Sort through the data and copy the lines holding the word "icon".

App and web page records
==*==

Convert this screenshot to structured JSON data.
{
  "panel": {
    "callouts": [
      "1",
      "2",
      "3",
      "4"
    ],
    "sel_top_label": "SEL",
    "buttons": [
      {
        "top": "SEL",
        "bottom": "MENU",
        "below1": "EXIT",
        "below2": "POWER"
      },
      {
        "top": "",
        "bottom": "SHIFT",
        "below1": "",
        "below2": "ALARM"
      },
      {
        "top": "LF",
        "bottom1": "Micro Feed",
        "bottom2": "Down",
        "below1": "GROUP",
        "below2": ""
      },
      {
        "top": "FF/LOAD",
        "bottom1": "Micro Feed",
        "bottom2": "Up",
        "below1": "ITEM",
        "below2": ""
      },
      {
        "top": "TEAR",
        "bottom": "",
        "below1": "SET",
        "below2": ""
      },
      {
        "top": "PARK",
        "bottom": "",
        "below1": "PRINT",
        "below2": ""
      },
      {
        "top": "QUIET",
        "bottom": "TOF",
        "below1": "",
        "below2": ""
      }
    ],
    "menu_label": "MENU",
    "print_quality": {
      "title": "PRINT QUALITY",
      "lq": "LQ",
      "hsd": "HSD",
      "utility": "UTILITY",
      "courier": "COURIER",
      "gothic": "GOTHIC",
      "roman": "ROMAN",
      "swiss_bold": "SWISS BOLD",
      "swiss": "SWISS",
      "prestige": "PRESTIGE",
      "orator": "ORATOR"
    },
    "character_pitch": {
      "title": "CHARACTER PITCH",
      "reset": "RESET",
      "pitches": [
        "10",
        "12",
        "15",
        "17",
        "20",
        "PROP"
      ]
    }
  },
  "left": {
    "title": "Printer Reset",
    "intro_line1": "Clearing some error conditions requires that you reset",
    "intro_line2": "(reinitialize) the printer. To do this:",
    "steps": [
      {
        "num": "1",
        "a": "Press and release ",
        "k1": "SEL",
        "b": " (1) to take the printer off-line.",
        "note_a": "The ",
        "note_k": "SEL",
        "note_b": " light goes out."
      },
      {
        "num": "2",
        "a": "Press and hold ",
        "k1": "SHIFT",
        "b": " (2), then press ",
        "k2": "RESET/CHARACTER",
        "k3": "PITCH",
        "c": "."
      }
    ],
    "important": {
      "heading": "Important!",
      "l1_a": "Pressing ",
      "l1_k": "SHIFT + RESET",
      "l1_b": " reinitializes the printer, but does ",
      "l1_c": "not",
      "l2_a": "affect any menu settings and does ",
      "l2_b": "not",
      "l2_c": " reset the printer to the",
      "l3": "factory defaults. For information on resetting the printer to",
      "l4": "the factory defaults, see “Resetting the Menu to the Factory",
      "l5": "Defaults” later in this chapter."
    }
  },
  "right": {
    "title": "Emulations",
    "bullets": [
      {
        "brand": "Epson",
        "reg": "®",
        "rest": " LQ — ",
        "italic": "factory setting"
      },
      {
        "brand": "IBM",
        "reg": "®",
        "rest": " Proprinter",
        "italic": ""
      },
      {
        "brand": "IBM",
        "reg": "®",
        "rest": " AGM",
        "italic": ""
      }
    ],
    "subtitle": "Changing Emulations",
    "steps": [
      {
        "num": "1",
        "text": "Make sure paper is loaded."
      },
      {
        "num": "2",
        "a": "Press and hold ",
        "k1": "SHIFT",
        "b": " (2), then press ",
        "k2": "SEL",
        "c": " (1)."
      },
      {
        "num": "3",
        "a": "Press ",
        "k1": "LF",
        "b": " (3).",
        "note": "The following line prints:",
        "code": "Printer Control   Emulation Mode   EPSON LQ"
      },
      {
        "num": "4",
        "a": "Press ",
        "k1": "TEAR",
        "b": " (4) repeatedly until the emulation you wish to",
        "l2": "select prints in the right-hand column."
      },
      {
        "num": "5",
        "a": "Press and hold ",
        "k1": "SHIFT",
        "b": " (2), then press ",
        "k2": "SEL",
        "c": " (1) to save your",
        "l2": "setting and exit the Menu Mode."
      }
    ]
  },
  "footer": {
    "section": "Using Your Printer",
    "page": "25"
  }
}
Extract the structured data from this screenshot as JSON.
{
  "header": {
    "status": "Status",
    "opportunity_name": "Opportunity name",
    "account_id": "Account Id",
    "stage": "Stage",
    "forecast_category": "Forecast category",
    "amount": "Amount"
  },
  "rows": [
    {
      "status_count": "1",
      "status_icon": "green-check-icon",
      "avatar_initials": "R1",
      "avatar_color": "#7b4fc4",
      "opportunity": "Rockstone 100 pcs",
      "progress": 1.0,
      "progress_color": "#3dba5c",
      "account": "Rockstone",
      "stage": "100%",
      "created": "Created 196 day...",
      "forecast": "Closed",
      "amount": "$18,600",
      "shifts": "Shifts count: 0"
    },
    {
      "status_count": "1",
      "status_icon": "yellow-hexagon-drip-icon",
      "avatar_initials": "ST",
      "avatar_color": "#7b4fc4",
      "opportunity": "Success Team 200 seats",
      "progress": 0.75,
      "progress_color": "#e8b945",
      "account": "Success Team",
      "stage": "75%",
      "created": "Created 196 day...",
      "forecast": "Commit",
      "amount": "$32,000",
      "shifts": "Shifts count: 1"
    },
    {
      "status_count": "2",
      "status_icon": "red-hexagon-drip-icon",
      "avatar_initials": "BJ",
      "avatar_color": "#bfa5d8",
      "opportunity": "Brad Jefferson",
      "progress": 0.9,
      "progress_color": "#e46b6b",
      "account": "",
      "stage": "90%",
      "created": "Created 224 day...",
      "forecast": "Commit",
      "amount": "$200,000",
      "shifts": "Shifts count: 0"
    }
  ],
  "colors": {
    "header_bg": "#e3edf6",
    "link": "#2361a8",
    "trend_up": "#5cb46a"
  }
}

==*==

## Output for this task
      "status_icon": "green-check-icon",
      "status_icon": "yellow-hexagon-drip-icon",
      "status_icon": "red-hexagon-drip-icon",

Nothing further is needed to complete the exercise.